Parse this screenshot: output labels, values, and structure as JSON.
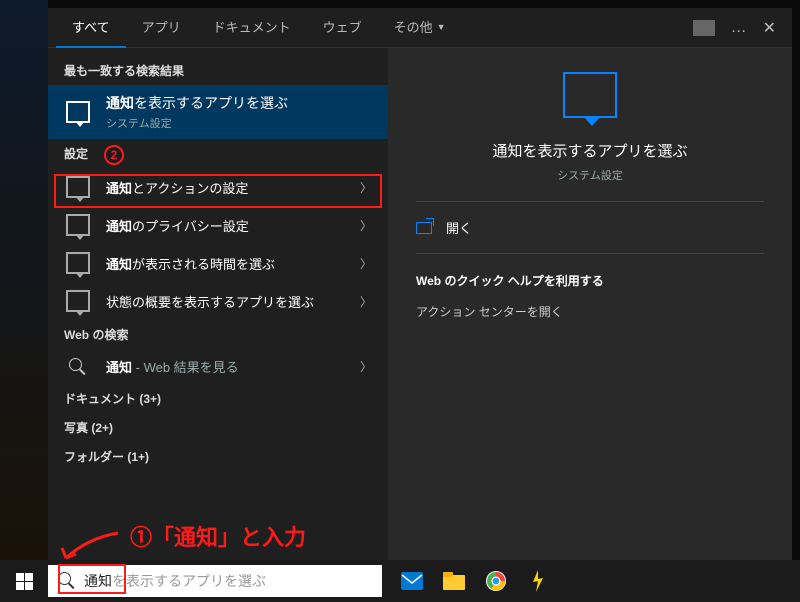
{
  "tabs": {
    "all": "すべて",
    "apps": "アプリ",
    "documents": "ドキュメント",
    "web": "ウェブ",
    "more": "その他"
  },
  "top_right": {
    "more_menu": "…",
    "close": "✕"
  },
  "left": {
    "best_match_header": "最も一致する検索結果",
    "best_match": {
      "title_prefix": "通知",
      "title_rest": "を表示するアプリを選ぶ",
      "subtitle": "システム設定"
    },
    "settings_header": "設定",
    "settings_items": [
      {
        "bold": "通知",
        "rest": "とアクションの設定"
      },
      {
        "bold": "通知",
        "rest": "のプライバシー設定"
      },
      {
        "bold": "通知",
        "rest": "が表示される時間を選ぶ"
      },
      {
        "bold": "",
        "rest": "状態の概要を表示するアプリを選ぶ"
      }
    ],
    "web_header": "Web の検索",
    "web_item": {
      "bold": "通知",
      "rest": " - Web 結果を見る"
    },
    "extras": [
      "ドキュメント (3+)",
      "写真 (2+)",
      "フォルダー (1+)"
    ]
  },
  "right": {
    "title": "通知を表示するアプリを選ぶ",
    "subtitle": "システム設定",
    "open": "開く",
    "quick_help_header": "Web のクイック ヘルプを利用する",
    "quick_links": [
      "アクション センターを開く"
    ]
  },
  "search_box": {
    "typed": "通知",
    "ghost": "を表示するアプリを選ぶ"
  },
  "annotations": {
    "step1": "①「通知」と入力",
    "step2": "②"
  }
}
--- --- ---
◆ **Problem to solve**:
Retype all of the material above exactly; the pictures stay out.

◆ **Solution for this task**:
Parse this screenshot: output labels, values, and structure as JSON.
{
  "tabs": {
    "all": "すべて",
    "apps": "アプリ",
    "documents": "ドキュメント",
    "web": "ウェブ",
    "more": "その他"
  },
  "top_right": {
    "more_menu": "…",
    "close": "✕"
  },
  "left": {
    "best_match_header": "最も一致する検索結果",
    "best_match": {
      "title_prefix": "通知",
      "title_rest": "を表示するアプリを選ぶ",
      "subtitle": "システム設定"
    },
    "settings_header": "設定",
    "settings_items": [
      {
        "bold": "通知",
        "rest": "とアクションの設定"
      },
      {
        "bold": "通知",
        "rest": "のプライバシー設定"
      },
      {
        "bold": "通知",
        "rest": "が表示される時間を選ぶ"
      },
      {
        "bold": "",
        "rest": "状態の概要を表示するアプリを選ぶ"
      }
    ],
    "web_header": "Web の検索",
    "web_item": {
      "bold": "通知",
      "rest": " - Web 結果を見る"
    },
    "extras": [
      "ドキュメント (3+)",
      "写真 (2+)",
      "フォルダー (1+)"
    ]
  },
  "right": {
    "title": "通知を表示するアプリを選ぶ",
    "subtitle": "システム設定",
    "open": "開く",
    "quick_help_header": "Web のクイック ヘルプを利用する",
    "quick_links": [
      "アクション センターを開く"
    ]
  },
  "search_box": {
    "typed": "通知",
    "ghost": "を表示するアプリを選ぶ"
  },
  "annotations": {
    "step1": "①「通知」と入力",
    "step2": "②"
  }
}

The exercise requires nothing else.